Book: Japanese Nineties Rock
Musiques Japonaises Independents des Années 90
127pp + 2 compact discs
review by Dan Warburton

If your French is up to it, here's a little something from our friends at Art Zéro webzine, an A to Z of new Japanese music with discographies of featured artists and groups to guide you (hopefully) through the seething jungle of fin-de-siécle Japan. Compiled by a group of writers, each specialising in genres—new music, RIO, electronica, prog, jazzcore (what the hell is jazzcore anyway?), the book is a useful reference tool, though hardly a cover-to-cover good read. Instead of organising along genre lines (which would have been almost impossibly problematic--where would you put Ruins? prog, improv or japanoise?), Jérôme Schmidt and his team have opted for an alphabetical listing of bands and artists which is sometimes hard to figure out.

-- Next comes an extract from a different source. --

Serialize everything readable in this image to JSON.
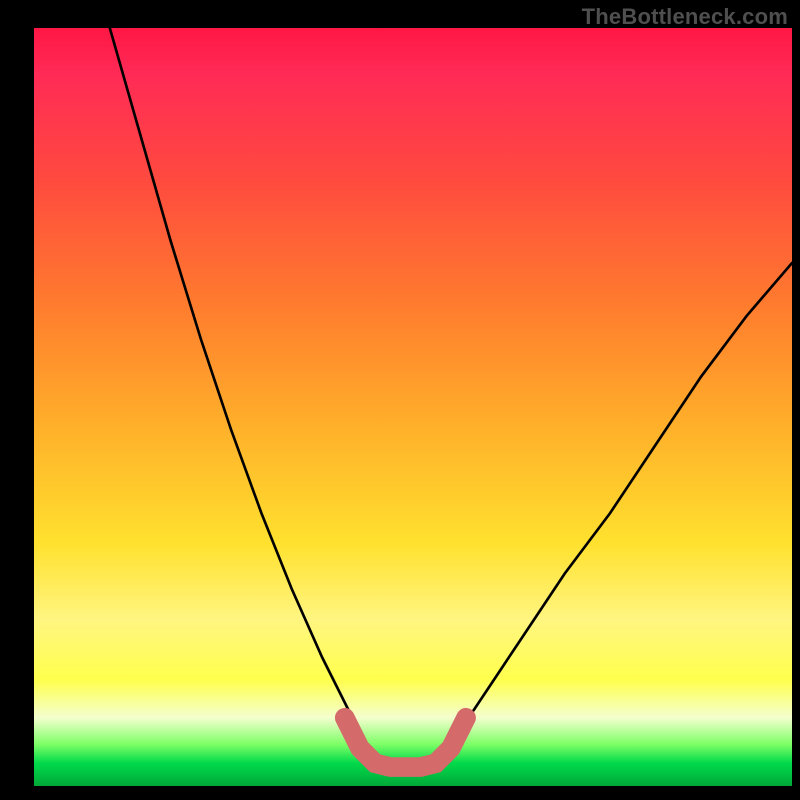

Though the preface states that the Japanese tradition of surname plus name is respected throughout (i.e. Otomo Yoshihide's "surname" is Otomo not Yoshihide), the back cover refers to HOPPY Kamiyama while he is to be found under K inside (Kamiyama being the surname).

Another problem for novices is the lack of comprehensive cross-referencing between artists; Keiji Haino (oops, sorry that should read Haino Keiji) gets a nice big paragraph before we learn in the penultimate line he is also the guiding force behind the group Fushitsusha (and better known as such). Nanjo Asahito's various outfits Musica Transonic, Mainliner, High Rise and Tobo Sara perhaps ought to have been gathered together under Asahito (or should that be Nanjo?) rather than scattered throughout the alphabetical sprawl of the book. In fact there is no section on Nanjo Asahito at all (!), surely a major omission given his influential status in Japanese music for over two decades. Then again, maybe that's why he got left out.. not nineties enough? Where is Toshinori Kondo (or is that Kondo Toshinori? oh fuck it), an undeniably major player in Japanese improv since his early recordings with the likes of Zorn and Centazzo, and more recently with Peter Brötzmann's Die Like A Dog)? All in all, it takes a bit of navigating to get the information you want, and the fact that the book is glued and not stitched means that within weeks of intensive use your copy will be falling apart.

Quibbles aside, it's worth the price of admission for the two free CDs, one containing some delicious previously unreleased gems by Ruins, Haino, Otomo, Acid Mother Temple, and a mind-blowing spoof on jazz rock by the Soh Band, the other a monumental compilation entitled The Best of Japanese Progressive Rock. This latter is the best example imaginable of Japanese cultural kleptomania, proof if ever any were needed that Emerson Lake and Palmer, Mike Oldfield, Yes, Genesis and all the rest of 'em just didn't lie down and die with the advent of punk. The late Roland Barthes would have had a field day--had he been a musicologist he might have described this as armada of signifiers adrift in search of a signified; it's all here, the hideous neo-baroque 4-3 suspensions (Rick Wakeman has a hell of a lot to answer for), the dreadful sub-Steve Howe guitar solos, the ludicrous run-around-the-kit drum fills at every conceivable juncture, plus titles to match ("The Judgement of Osiris", "Tides of History").. Words cannot express the vertiginous retching horror of Outer Limits' "Spanish Labyrinth" or Pageant's "Epilogue".. This could be the longest 72 minutes of your entire life, and I can assure you that Throbbing Gristle's "We Hate You Little Girls" (if you have a copy) will sound positively delightful if you play it just afterwards. Indispensable (the Japanese stuff and the Throbbing Gristle).

Copyright 1999 by Paris Transatlantic